*Aim of the task*: This exercise calls for every line of the data below with the string "JSON" in it.

*Study material*:
· · · · · · ·

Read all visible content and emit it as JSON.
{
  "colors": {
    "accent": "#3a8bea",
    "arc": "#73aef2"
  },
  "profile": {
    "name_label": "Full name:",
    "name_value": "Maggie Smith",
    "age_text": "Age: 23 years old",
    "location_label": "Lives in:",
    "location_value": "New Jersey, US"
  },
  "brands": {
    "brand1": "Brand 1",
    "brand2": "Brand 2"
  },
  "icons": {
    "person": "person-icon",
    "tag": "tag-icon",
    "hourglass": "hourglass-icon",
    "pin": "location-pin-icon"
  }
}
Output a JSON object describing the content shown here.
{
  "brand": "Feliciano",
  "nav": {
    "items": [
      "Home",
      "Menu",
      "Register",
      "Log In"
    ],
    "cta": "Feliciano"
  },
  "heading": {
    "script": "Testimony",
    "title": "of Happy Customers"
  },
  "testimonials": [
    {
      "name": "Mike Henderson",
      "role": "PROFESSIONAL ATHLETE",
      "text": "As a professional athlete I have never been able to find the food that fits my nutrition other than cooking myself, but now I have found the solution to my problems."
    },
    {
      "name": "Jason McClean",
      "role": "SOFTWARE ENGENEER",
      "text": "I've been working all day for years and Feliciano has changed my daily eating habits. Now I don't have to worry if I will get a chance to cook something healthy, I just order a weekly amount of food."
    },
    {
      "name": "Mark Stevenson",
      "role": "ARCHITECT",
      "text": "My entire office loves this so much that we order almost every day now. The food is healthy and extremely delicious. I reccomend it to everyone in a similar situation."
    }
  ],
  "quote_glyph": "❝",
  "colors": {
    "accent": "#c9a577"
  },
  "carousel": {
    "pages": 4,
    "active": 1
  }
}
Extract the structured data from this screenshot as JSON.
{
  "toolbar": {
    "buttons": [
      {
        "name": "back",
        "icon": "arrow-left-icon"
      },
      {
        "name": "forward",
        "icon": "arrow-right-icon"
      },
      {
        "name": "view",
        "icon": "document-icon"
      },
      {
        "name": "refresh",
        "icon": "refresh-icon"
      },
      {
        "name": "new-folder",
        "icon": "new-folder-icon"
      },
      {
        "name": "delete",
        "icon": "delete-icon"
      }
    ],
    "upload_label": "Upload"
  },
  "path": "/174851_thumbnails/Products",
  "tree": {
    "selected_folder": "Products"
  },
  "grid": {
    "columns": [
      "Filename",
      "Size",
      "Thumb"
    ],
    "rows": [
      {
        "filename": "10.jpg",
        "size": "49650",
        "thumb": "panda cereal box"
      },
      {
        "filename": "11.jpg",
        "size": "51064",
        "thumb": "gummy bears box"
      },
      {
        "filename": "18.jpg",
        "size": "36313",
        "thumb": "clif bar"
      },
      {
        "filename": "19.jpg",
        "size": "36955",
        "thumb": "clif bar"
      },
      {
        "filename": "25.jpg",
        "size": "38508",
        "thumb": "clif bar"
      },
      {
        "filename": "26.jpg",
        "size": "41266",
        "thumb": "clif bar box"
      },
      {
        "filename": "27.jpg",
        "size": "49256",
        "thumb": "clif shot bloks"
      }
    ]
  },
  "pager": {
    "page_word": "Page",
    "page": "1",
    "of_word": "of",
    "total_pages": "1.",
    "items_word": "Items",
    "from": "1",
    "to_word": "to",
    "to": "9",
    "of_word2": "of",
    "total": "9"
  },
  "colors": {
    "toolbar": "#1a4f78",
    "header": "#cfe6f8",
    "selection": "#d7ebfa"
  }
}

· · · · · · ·

*Output for this exercise*:
Read all visible content and emit it as JSON.
Output a JSON object describing the content shown here.
Extract the structured data from this screenshot as JSON.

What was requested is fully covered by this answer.